• [Directions]: Your answer should consist of each line below that contains the string "задачу".

*** Opening Information supplied ***

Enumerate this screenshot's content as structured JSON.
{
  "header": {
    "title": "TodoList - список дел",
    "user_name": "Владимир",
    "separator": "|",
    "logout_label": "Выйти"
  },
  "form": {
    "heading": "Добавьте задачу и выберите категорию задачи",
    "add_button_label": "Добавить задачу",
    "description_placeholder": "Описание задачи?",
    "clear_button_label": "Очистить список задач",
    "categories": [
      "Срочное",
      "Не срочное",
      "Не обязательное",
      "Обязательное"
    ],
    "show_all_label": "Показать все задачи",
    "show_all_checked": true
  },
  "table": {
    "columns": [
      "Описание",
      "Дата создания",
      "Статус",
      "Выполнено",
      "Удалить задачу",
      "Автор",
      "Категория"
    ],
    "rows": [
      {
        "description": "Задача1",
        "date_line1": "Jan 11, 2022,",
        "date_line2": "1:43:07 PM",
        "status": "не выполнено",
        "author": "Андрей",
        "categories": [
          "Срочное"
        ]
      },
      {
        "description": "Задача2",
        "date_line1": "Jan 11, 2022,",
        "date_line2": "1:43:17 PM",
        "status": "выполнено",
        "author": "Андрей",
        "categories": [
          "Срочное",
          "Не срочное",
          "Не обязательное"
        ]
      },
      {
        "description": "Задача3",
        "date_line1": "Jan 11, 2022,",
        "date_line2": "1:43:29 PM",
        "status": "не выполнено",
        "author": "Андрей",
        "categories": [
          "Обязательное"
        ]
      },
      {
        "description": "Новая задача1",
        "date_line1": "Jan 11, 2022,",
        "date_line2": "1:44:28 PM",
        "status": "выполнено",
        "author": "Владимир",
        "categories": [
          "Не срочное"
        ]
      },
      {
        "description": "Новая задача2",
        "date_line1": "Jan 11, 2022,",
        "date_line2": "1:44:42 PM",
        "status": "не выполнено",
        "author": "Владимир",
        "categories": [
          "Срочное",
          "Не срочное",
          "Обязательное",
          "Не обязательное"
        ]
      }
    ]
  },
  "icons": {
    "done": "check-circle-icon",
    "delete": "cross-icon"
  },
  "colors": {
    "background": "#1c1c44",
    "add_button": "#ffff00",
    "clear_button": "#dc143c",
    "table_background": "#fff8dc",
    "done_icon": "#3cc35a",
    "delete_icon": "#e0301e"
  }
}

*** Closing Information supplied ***

• [Completed task]:
    "heading": "Добавьте задачу и выберите категорию задачи",
    "add_button_label": "Добавить задачу",
      "Удалить задачу",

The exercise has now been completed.